How did that support collapse in less than 36 months? I have a theory. Latinos consider work sacred. Newsom messed with the livelihood of thousands of Latinos by shuttering everything from hotels and restaurants to nail salons and barber shops. Of course, there was going to be blowback.
And Newsom didn’t see this coming? He’s the governor of a state where nearly half the population is Latino and he doesn’t know the first thing about Latinos. No wonder he has become the state’s official piñata.
Newsom should be recalled due to his sheer incompetence in dealing with COVID-19 pandemic, which included a heavy-handed economic lockdown that crippled the state. He mismanaged a state unemployment system that mailed checks to out of state prisoners but not to thousands of unemployed Californians who couldn’t pay rent or buy groceries.
Poor Gavin. It’s tough to lead a state when you’re so far out of touch with the people who live there.
But in searching for a suitable replacement, the pickings are slim.
The former Republican gubernatorial candidate who got his clocked cleaned by Newsom in 2018, John Cox, recently attacked another Republican recall candidate, former San Diego Mayor Kevin Faulconer, as “pro-Mexico.”
Lovely. So Cox is proudly anti-Mexico? That is an odd way to attract Latino voters. Doesn’t anyone know how to play this game?
Republican frontrunner Larry Elder—a Black conservative and radio host who I’ve known for 30 years and consider a friend—has been brutalized by white liberals in the media who despise people of color who think for themselves. Apparently, that doesn’t fly on the Planet of the Woke.

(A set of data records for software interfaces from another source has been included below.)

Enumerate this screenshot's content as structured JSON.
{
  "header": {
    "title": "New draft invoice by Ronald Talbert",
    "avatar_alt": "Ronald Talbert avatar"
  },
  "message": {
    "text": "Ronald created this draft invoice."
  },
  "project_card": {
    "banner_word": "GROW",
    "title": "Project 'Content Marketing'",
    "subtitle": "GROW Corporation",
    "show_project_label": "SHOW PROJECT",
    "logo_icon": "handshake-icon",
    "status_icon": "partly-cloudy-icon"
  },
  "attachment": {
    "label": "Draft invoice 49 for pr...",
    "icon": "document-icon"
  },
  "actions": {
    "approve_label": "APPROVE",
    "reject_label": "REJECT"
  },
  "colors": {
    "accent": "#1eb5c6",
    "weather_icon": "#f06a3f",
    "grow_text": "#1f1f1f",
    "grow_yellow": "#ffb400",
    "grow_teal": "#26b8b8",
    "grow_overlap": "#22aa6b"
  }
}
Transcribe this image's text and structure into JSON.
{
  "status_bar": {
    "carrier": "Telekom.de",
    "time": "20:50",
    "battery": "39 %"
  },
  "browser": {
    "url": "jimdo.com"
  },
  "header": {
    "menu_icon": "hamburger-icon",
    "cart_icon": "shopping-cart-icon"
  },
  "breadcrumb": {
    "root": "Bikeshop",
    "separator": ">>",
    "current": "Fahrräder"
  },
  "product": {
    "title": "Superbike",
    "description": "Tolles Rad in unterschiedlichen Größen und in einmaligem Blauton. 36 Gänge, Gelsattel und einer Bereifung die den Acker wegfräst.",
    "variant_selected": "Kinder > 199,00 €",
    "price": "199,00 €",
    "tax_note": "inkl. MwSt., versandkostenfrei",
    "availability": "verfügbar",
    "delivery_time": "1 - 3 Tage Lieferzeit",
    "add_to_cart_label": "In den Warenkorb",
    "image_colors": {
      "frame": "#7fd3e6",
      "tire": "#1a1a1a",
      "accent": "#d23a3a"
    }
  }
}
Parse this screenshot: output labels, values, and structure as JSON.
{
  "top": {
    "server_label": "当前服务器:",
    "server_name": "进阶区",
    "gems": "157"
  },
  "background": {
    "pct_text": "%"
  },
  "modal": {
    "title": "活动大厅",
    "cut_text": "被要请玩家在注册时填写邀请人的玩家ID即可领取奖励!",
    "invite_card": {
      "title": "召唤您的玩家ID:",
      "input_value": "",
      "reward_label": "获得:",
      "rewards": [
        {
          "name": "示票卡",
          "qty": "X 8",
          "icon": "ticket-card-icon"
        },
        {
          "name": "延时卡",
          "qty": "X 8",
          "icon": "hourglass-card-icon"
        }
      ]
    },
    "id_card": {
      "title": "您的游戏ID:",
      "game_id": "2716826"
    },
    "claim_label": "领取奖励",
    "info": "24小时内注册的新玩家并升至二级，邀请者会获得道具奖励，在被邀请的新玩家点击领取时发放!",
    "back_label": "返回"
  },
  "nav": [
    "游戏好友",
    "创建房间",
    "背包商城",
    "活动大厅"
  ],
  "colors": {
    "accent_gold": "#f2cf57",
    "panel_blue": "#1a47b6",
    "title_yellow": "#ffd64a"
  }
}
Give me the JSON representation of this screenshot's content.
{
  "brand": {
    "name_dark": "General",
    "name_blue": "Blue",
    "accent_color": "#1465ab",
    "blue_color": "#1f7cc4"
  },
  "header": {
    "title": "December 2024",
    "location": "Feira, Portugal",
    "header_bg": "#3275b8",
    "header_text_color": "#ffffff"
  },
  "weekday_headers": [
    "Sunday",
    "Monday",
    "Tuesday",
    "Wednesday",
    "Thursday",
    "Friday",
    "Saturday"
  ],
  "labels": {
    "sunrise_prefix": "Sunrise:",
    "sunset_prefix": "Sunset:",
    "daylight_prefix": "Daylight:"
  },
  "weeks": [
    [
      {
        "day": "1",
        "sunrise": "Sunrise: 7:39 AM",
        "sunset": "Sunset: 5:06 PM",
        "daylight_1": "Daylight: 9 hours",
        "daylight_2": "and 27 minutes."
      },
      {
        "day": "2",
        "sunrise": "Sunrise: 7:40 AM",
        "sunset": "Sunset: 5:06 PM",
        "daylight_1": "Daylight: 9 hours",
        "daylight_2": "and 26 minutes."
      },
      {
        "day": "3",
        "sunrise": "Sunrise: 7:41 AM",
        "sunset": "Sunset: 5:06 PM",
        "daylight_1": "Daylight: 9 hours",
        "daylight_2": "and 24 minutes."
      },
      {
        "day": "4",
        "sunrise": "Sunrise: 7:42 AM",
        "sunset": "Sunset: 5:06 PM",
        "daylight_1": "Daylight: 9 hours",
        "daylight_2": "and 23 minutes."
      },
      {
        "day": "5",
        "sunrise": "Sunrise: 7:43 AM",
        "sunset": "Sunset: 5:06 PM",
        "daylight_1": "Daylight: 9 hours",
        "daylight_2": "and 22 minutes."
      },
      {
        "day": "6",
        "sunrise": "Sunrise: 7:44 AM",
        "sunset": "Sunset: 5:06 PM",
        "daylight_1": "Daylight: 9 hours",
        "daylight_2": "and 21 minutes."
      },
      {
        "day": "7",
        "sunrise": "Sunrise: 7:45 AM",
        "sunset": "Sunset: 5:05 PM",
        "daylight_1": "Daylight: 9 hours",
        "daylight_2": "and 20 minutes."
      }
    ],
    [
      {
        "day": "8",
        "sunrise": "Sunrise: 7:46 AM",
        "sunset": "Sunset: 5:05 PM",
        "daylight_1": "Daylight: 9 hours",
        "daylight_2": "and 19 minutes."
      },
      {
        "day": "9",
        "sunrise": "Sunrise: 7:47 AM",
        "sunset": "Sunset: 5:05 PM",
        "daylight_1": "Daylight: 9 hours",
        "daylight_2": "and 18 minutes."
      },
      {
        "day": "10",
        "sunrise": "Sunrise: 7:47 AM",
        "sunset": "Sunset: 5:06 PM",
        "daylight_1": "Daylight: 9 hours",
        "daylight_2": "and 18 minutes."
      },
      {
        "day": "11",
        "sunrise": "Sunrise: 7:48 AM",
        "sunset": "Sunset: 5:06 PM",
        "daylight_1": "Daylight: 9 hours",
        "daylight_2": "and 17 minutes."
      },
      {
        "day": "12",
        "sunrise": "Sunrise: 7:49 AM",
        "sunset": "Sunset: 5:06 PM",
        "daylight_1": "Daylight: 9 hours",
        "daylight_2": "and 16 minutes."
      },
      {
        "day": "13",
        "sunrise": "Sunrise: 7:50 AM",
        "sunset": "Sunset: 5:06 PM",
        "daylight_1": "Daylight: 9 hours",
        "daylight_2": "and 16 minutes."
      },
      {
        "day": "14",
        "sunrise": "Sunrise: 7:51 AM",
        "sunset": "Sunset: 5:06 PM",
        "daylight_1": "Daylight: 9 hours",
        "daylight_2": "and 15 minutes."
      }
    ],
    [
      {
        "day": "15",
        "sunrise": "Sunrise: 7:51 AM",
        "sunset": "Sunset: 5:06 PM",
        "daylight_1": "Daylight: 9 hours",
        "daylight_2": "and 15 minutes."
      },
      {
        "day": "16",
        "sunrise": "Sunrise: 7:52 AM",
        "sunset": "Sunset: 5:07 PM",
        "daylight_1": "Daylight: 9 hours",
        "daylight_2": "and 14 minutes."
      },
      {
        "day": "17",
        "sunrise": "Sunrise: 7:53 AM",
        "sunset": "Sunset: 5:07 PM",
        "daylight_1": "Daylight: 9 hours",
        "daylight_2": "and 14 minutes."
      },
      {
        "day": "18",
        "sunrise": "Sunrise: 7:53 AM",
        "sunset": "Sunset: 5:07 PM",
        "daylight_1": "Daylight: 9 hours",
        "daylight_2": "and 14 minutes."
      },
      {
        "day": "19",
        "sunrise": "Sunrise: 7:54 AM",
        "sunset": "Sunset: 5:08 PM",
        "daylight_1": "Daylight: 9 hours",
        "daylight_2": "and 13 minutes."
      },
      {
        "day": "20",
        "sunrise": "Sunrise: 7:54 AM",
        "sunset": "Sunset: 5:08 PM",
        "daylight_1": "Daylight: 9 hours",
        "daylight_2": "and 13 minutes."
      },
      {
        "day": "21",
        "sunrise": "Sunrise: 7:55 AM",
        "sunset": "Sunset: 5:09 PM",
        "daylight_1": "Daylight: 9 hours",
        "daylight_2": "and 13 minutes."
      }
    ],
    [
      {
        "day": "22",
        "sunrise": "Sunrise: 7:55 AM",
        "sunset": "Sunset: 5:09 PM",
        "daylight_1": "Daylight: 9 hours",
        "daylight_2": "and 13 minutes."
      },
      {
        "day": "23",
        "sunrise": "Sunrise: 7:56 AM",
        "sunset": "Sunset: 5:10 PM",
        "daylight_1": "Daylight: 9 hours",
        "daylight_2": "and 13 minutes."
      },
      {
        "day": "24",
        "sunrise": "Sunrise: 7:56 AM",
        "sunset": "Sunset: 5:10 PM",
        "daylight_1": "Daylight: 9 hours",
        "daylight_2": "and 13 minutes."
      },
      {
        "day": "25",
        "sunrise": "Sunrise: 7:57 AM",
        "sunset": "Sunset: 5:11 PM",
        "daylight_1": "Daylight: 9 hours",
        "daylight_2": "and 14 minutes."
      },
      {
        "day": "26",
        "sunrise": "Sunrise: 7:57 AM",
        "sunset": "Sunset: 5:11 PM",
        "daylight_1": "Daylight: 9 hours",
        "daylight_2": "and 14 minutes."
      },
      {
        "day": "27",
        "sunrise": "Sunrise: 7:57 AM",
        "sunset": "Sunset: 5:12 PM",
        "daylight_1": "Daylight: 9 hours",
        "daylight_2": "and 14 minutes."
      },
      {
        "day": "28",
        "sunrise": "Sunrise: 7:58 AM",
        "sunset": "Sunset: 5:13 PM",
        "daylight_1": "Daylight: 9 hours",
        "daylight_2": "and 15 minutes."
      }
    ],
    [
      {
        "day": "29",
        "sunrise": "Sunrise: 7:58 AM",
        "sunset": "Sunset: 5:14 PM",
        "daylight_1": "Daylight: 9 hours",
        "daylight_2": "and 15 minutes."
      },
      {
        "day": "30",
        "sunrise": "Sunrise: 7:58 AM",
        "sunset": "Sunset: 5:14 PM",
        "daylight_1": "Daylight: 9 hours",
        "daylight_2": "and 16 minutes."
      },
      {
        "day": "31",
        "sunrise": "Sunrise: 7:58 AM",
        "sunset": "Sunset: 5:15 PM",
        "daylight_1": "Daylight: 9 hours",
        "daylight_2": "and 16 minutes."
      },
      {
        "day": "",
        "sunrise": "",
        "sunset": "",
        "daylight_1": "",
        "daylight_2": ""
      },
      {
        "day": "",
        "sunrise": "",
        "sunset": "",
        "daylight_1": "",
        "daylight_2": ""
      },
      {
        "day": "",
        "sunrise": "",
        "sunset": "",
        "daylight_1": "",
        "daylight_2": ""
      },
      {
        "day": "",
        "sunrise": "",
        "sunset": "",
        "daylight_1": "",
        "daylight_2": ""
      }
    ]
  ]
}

Still, friend or no friend, Elder gets a lot wrong. Like immigration. As someone who grew up in California, he should know that one can attack the immigration system without attacking the immigrants themselves.
Elder could learn a lot from the last Republican to actually earn enough votes to get elected governor of California.
Speaking at the 2004 Republican National Convention, Gov. Arnold Schwarzenegger extended his hand to the foreign-born.
“America gave me opportunities and my immigrant dreams came true,” he said. “I want other people to get the same chances I did, the same opportunities. And I believe they can.”
(Schwarzenegger, by the way, was the last Republican to run the state—and was elected in a recall that should have been an alarm bell to Democrats about that process, but they snoozed through it instead since he did win more votes that the governor he replaced, and governed as a moderate.)
The Larry Elder I met in the mid-1990s—and enjoyed spending time with when I was co-hosting a radio show in Los Angeles—was cut from the same cloth as Schwarzenegger. That Larry Elder opposed Proposition 187, an indecent ballot initiative that punished illegal immigrants by denying them access to basic human services. He called out lazy Americans who made bad choices and then played the victim, while attacking immigrants.
Those people are Black and white and brown. In America, slouches come in all colors. And they need not be enabled by politicians who tell them someone else is to blame for their misfortune.
How did Elder lose his way? Again, I have a theory. In the last decade on radio, my friend has spent most of his time on air talking to white listeners who think that the fact that a Black person agrees with them on keeping out brown people inoculates them from charges of racism.
As if. Too bad there is no vaccine for idiocy.
But there is some good news. Now that Elder is running for governor, he has escaped the confines of his studio and he is getting around the state. In the process, he is meeting and listening to some good folks who have PhDs in common sense.
On Sunday evening, he met with about 15 farmers at a country club in Central California. There, he got an earful from farmers about how—in order to stay in business—they need water. But, as Elder was also told at the gathering, farmers also need labor—the kind provided by the same illegal immigrants that many Californians say they want to keep out.
Once upon a time, California was a place of opportunity. Today, it’s the land of contradictions.